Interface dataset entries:
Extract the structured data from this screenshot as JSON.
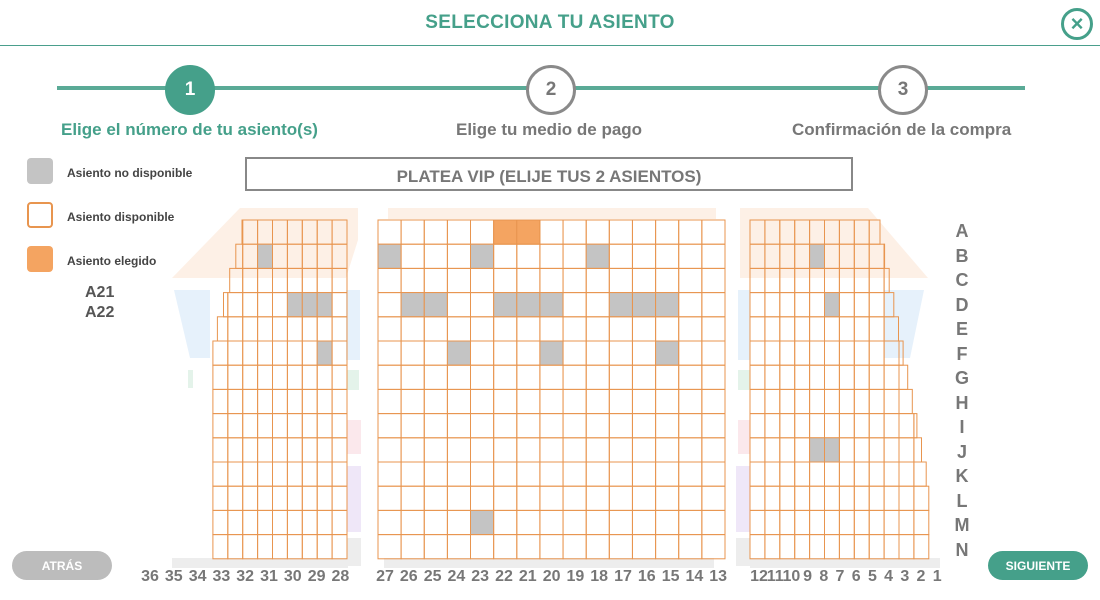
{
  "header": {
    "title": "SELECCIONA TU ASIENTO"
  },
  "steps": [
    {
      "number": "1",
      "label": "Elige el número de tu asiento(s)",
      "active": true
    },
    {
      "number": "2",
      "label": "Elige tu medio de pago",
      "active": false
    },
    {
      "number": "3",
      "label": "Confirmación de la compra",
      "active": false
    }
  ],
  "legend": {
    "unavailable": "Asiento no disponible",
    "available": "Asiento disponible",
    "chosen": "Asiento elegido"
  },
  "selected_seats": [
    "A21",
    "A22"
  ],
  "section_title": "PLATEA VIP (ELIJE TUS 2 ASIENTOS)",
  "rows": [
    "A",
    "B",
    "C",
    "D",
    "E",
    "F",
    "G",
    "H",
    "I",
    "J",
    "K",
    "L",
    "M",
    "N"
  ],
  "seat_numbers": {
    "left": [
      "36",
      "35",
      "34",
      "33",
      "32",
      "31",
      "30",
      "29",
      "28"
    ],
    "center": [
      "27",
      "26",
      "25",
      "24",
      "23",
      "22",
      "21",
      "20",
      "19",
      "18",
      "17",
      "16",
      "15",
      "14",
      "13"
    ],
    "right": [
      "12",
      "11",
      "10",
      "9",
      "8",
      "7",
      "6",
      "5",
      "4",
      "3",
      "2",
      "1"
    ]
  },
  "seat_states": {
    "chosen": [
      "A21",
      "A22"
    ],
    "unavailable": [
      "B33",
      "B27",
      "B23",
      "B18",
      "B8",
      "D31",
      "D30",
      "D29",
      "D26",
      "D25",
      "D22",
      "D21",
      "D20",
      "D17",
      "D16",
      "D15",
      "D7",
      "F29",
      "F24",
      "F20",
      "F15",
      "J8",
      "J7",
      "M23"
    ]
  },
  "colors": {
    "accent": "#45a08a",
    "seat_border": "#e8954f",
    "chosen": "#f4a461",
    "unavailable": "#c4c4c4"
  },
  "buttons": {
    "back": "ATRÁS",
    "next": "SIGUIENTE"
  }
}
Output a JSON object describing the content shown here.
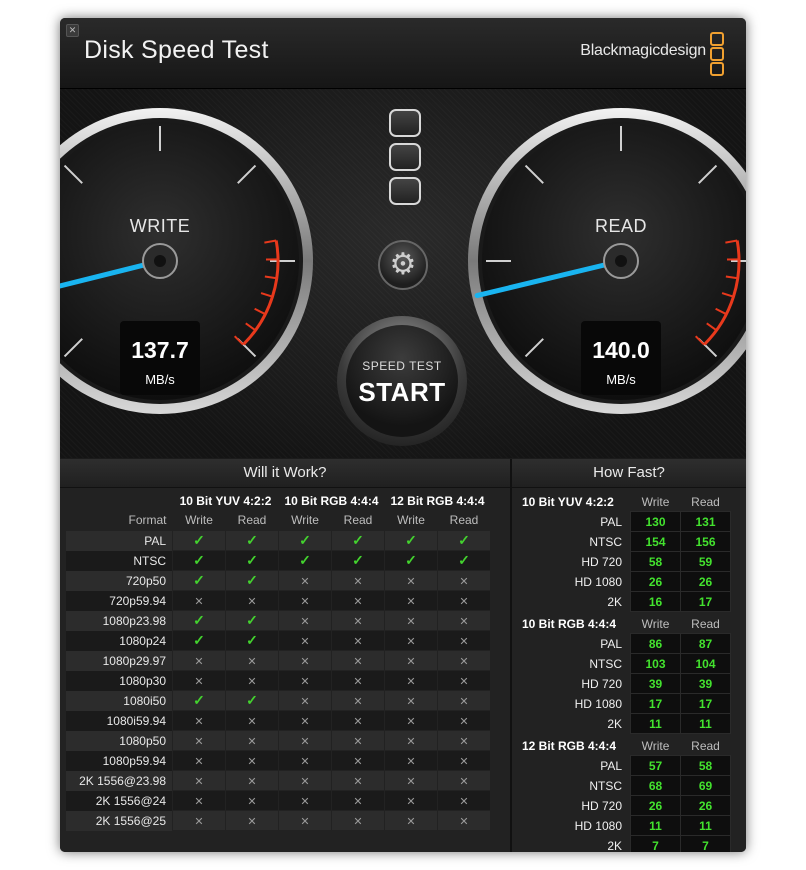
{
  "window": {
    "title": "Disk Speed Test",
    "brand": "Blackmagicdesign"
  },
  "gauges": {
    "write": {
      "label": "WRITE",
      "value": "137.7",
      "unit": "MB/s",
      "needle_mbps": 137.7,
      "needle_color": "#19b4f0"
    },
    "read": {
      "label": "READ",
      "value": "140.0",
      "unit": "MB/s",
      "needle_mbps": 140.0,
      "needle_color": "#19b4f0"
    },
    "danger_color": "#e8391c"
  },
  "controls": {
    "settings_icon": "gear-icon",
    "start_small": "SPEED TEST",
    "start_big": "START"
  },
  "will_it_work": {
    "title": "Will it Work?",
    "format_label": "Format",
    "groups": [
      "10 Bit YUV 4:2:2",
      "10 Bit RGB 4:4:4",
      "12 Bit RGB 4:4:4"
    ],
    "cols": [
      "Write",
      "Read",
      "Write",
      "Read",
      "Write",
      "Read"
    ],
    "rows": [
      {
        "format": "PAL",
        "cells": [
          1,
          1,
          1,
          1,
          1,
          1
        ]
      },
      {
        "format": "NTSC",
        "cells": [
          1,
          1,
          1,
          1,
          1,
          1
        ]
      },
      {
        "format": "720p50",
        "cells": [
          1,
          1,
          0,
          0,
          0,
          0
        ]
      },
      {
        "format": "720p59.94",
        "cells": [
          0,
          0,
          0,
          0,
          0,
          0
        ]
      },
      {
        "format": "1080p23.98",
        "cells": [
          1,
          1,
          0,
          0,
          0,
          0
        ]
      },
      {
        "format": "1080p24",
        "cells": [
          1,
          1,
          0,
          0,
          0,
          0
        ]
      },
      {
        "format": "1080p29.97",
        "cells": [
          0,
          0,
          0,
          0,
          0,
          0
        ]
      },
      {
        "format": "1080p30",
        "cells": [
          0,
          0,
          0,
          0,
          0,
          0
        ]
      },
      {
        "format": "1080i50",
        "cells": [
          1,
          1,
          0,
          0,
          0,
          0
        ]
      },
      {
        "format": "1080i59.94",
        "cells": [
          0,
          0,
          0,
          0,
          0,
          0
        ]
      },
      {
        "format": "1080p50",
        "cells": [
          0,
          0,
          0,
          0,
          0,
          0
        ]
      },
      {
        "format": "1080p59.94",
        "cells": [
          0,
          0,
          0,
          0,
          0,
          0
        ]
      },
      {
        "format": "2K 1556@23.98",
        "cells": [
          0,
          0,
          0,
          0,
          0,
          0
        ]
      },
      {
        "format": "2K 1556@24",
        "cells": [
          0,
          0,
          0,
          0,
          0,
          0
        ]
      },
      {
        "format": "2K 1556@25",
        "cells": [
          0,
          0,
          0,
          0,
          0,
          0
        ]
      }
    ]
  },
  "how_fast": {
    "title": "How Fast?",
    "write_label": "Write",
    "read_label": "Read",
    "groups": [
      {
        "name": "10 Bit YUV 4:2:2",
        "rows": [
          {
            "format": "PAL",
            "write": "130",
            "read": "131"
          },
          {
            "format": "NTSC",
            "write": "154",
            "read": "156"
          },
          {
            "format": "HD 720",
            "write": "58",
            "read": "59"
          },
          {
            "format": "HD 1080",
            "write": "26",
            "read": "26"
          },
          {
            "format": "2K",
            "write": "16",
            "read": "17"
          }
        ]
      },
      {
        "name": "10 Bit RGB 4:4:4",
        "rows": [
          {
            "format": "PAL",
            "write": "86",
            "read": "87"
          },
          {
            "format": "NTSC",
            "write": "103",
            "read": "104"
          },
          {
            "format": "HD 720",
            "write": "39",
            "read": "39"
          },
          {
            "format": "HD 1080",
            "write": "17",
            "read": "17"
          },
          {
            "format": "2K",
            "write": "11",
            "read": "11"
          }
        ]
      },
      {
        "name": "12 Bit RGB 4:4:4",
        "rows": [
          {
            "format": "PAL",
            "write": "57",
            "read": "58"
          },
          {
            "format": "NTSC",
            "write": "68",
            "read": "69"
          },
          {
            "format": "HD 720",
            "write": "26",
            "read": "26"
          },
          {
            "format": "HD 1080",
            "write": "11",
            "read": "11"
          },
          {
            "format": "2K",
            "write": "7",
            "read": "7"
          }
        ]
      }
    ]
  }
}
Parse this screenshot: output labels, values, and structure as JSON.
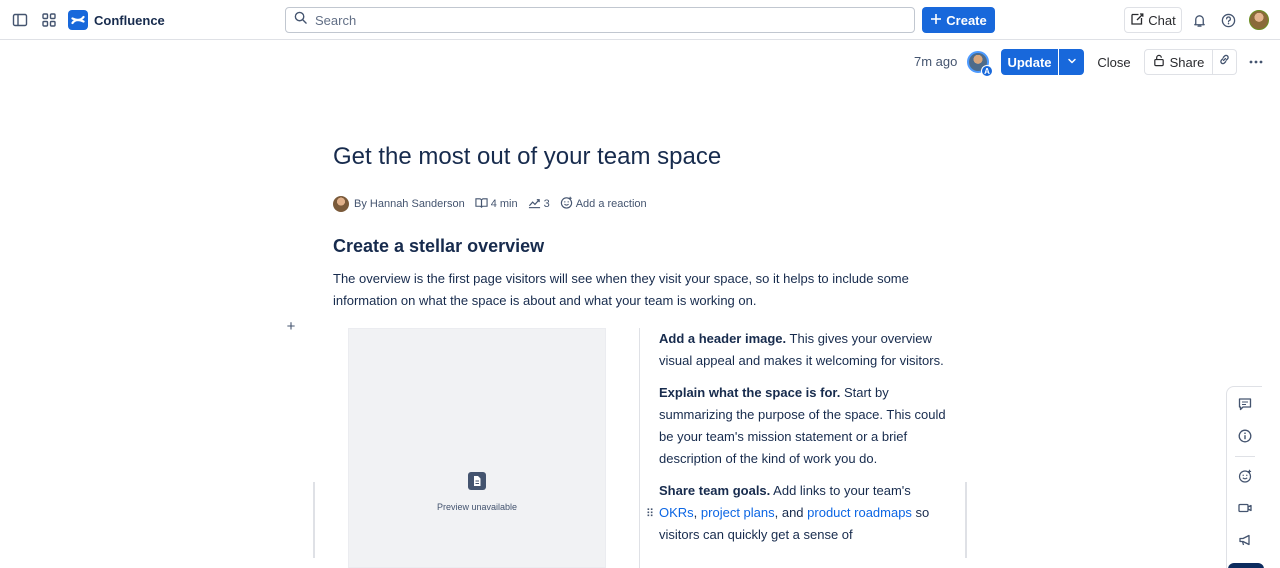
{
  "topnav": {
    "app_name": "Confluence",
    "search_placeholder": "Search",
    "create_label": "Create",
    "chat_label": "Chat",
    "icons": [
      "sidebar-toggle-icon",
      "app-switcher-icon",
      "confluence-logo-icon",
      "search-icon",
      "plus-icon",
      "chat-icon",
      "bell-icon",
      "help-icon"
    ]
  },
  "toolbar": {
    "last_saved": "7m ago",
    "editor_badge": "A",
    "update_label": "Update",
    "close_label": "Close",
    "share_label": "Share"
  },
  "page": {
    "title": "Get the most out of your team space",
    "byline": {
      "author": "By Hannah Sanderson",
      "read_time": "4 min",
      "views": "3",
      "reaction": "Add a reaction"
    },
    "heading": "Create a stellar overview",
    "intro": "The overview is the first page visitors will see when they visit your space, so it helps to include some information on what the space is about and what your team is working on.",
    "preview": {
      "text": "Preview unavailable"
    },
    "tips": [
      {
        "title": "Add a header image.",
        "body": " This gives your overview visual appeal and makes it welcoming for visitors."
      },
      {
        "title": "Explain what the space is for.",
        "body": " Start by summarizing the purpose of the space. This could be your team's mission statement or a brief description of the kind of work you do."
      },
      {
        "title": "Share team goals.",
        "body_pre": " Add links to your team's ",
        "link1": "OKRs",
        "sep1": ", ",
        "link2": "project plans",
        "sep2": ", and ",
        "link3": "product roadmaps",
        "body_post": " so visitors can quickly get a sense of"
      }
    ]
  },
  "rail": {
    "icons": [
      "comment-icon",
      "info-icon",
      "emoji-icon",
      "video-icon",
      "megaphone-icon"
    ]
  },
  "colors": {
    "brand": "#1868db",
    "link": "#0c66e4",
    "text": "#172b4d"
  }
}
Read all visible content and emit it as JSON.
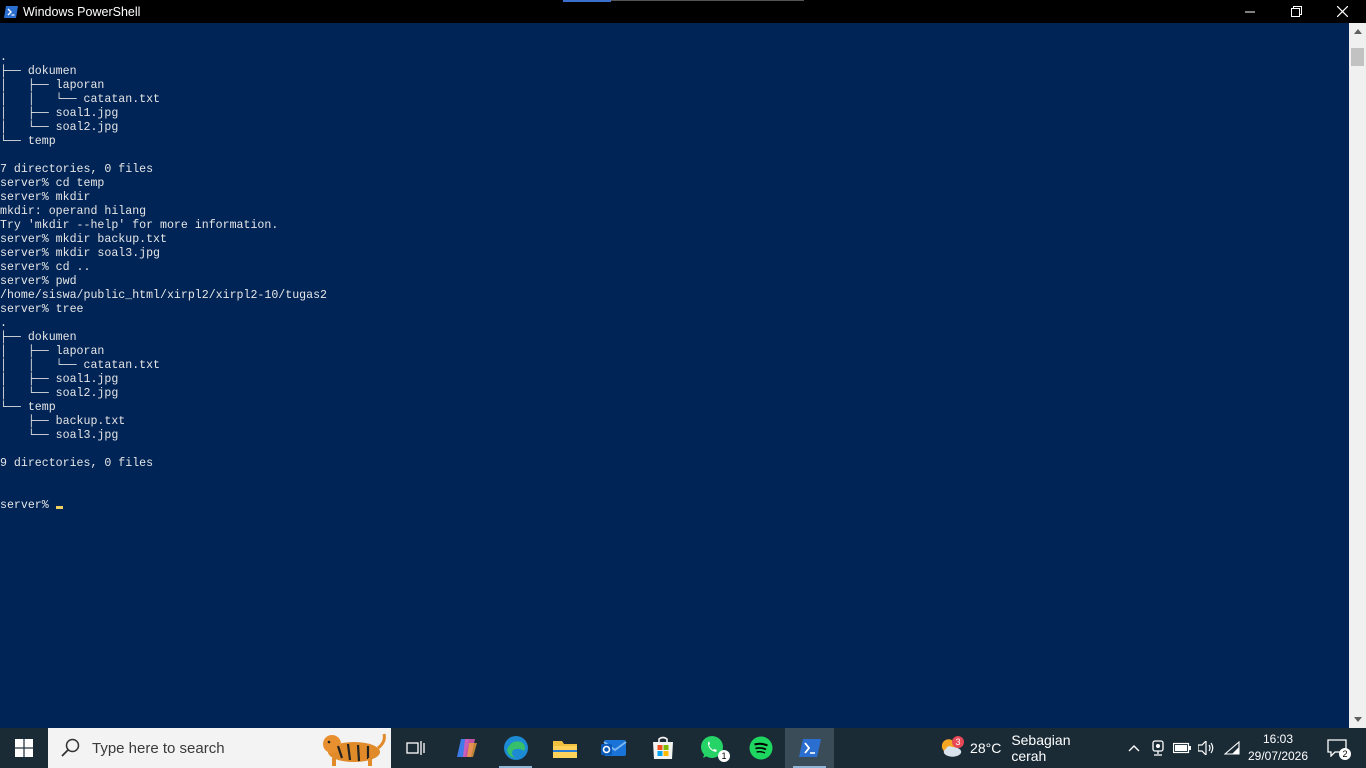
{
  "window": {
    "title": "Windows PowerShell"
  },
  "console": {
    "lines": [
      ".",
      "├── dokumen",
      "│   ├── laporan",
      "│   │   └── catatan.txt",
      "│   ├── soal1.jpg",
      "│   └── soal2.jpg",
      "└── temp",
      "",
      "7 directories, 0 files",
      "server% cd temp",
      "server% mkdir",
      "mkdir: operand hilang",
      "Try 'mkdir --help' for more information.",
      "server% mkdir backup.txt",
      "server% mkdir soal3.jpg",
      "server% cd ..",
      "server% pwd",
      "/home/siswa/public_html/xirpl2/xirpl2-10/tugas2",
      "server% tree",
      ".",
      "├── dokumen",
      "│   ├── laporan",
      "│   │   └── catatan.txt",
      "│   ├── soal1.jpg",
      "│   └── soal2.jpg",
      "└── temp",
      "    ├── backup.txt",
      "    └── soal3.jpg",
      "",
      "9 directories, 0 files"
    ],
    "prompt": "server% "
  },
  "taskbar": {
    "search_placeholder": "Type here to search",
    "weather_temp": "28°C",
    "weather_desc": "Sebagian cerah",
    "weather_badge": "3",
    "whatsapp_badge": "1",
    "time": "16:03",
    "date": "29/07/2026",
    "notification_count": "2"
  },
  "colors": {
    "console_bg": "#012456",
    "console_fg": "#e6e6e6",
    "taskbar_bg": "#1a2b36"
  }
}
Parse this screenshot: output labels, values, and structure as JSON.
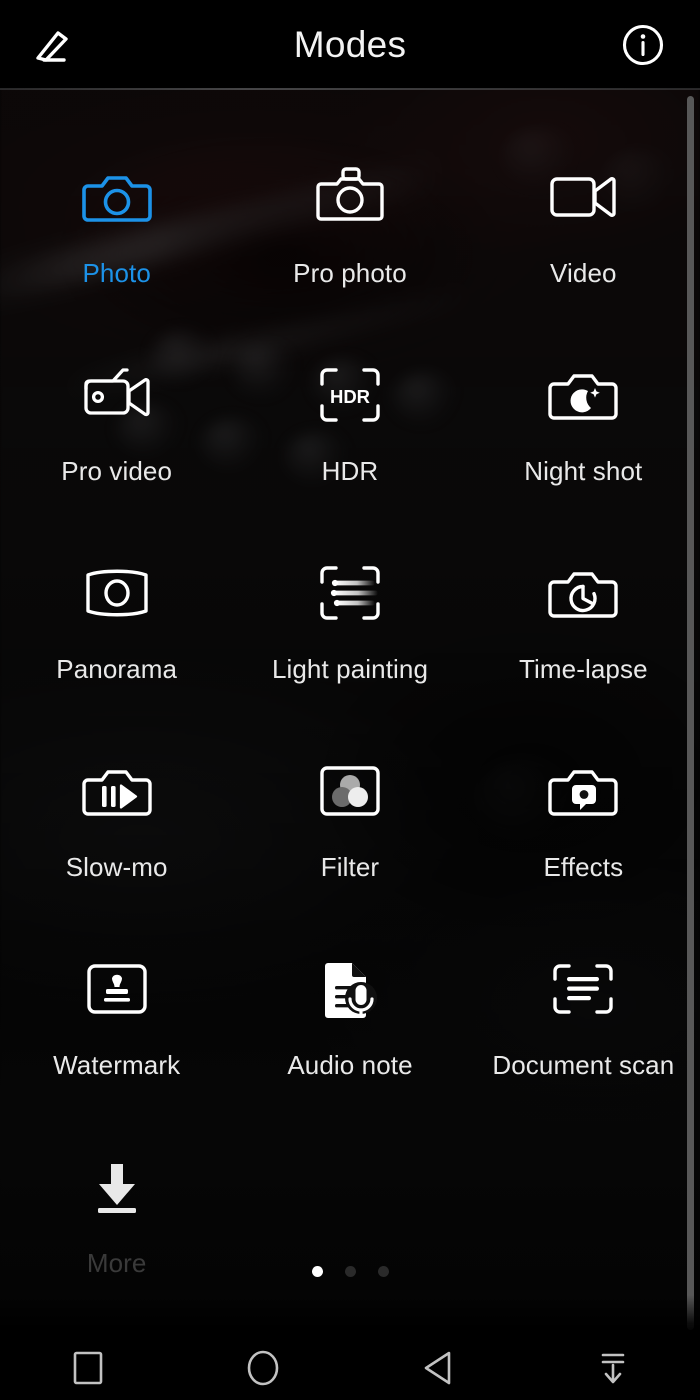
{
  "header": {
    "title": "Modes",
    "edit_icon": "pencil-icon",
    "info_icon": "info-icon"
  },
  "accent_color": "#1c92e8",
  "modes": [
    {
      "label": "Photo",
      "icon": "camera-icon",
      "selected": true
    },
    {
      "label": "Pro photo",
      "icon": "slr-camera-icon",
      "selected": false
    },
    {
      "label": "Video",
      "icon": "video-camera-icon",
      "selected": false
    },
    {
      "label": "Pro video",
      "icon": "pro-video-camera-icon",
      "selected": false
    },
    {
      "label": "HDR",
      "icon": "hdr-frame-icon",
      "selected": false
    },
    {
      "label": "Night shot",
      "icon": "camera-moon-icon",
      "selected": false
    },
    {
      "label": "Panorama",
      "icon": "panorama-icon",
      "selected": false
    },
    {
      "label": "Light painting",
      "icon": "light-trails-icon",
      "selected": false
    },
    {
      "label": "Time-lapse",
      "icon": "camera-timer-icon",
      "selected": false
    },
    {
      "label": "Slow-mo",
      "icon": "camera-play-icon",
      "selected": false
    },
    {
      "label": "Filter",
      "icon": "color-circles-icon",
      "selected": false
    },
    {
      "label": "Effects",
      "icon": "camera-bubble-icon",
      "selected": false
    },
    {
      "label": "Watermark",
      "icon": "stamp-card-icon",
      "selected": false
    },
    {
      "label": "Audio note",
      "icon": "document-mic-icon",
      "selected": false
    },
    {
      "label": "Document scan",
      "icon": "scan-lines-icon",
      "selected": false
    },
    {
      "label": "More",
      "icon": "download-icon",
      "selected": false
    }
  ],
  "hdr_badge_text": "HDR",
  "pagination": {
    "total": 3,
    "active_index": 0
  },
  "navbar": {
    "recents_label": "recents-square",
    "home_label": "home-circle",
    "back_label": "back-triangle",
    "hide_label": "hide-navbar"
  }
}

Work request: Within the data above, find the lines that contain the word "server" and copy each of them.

Result of this exercise:
      "server% cd temp",
      "server% mkdir",
      "server% mkdir backup.txt",
      "server% mkdir soal3.jpg",
      "server% cd ..",
      "server% pwd",
      "server% tree",
    "prompt": "server% "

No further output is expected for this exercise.